** Opening PROVIDED ENTRIES block **

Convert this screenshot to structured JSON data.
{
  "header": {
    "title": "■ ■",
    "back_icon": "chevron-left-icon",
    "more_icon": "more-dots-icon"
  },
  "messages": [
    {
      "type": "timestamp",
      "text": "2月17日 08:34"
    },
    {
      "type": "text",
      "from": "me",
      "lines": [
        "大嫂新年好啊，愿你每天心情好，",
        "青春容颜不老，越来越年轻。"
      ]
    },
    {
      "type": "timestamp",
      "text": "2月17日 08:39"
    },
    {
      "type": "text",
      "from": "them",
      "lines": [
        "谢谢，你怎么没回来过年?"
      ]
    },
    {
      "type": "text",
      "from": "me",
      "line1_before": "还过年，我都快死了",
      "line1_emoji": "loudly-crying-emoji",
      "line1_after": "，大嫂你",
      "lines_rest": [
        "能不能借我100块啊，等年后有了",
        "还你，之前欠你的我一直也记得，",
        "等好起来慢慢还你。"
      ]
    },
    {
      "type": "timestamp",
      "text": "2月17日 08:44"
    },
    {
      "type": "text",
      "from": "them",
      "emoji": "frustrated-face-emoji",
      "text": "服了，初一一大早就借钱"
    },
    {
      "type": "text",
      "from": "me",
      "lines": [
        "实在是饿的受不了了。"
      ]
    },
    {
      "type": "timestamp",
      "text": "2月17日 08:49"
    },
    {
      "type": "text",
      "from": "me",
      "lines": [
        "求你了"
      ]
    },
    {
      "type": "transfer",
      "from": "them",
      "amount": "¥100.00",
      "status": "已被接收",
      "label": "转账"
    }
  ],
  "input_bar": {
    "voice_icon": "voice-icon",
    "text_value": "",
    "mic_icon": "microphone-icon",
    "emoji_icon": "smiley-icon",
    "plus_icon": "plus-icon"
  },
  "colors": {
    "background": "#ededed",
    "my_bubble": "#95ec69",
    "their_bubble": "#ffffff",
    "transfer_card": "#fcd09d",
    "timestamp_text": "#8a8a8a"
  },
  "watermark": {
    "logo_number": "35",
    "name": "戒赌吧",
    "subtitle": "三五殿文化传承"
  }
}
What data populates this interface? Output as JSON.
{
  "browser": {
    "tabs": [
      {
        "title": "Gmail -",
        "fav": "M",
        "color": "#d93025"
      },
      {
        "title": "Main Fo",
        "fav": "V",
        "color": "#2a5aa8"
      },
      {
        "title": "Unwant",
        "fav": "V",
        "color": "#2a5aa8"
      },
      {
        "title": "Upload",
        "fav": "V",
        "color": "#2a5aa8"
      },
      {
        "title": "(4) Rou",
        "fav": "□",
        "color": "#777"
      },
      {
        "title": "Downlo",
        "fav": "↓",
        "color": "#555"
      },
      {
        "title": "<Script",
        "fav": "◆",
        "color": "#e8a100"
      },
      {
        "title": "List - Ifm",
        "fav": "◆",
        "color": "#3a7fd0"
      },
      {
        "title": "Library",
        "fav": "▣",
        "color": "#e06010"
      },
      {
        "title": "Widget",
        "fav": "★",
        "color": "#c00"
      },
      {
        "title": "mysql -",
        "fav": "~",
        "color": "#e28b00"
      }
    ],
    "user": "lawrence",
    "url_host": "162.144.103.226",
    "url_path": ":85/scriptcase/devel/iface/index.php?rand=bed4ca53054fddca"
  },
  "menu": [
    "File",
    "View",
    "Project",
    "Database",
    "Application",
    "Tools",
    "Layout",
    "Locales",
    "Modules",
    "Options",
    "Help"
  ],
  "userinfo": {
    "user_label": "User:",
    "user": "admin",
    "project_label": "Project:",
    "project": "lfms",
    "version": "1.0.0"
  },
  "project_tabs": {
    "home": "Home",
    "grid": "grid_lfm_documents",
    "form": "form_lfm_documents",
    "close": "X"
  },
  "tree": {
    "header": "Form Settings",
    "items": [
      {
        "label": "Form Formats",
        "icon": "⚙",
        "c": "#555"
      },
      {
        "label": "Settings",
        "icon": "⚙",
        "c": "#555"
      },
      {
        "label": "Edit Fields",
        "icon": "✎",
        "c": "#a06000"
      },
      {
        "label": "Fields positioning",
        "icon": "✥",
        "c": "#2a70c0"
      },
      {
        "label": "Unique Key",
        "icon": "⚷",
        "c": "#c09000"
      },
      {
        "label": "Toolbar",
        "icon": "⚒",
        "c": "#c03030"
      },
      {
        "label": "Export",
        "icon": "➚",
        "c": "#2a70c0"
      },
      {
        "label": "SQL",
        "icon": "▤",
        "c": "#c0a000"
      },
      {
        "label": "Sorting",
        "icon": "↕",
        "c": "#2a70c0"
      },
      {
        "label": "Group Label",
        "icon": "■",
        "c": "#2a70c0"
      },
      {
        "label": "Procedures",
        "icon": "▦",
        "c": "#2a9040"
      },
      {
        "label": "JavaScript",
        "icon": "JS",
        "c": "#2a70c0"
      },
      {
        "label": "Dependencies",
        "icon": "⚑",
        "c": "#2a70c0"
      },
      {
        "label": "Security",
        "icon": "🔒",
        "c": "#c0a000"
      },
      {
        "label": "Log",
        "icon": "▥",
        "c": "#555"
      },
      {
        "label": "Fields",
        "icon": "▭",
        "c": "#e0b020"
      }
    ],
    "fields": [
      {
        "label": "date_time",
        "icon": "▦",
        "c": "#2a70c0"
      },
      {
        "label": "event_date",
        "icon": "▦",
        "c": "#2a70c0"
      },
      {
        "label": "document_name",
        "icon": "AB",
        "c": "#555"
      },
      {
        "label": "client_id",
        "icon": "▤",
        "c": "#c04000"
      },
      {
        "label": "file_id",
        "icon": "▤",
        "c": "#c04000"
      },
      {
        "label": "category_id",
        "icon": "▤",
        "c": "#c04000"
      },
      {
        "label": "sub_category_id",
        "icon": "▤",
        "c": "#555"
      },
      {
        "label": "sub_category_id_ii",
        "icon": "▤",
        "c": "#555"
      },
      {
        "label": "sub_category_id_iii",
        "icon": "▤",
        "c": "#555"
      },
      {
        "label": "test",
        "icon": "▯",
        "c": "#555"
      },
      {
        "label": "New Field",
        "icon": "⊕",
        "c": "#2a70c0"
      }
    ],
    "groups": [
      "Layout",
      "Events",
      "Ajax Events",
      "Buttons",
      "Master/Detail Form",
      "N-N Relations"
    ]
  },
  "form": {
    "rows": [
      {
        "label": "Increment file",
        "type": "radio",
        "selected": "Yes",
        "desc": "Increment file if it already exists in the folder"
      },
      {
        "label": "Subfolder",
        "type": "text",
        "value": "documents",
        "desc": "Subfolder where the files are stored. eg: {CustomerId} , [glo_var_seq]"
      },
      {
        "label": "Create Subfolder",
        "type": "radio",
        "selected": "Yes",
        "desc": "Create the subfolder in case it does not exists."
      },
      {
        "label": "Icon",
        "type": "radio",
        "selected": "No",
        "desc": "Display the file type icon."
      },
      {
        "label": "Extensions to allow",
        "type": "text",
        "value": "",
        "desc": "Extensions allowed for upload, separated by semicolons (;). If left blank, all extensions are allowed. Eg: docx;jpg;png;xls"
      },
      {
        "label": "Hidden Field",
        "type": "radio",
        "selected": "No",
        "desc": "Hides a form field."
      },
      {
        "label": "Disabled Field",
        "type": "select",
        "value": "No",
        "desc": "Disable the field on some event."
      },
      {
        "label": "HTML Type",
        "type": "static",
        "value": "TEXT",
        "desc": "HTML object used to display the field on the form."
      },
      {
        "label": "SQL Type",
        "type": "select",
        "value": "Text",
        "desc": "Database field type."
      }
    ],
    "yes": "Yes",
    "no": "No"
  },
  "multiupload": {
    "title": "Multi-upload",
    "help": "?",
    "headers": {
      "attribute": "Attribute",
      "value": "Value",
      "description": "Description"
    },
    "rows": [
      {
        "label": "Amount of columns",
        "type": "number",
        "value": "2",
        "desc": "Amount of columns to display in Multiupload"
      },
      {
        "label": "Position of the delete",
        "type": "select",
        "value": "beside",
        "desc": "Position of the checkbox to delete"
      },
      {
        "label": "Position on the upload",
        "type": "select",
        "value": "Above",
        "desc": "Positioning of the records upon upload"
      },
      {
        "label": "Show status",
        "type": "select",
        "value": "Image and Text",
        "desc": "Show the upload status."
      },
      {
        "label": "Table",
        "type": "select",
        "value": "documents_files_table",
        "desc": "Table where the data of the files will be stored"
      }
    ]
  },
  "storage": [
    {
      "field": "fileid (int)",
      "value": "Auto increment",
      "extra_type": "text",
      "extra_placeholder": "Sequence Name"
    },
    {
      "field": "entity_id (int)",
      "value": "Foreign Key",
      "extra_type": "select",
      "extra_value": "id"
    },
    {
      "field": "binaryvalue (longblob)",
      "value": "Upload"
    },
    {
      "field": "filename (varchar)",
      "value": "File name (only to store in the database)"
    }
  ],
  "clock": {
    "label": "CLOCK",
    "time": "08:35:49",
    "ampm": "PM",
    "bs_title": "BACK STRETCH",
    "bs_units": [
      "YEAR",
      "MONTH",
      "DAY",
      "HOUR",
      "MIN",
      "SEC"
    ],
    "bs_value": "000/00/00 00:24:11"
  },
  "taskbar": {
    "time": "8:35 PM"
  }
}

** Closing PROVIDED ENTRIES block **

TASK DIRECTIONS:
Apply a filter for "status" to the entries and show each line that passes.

WRITTEN RESPONSE:
      "status": "已被接收",
        "label": "Show status",
        "desc": "Show the upload status."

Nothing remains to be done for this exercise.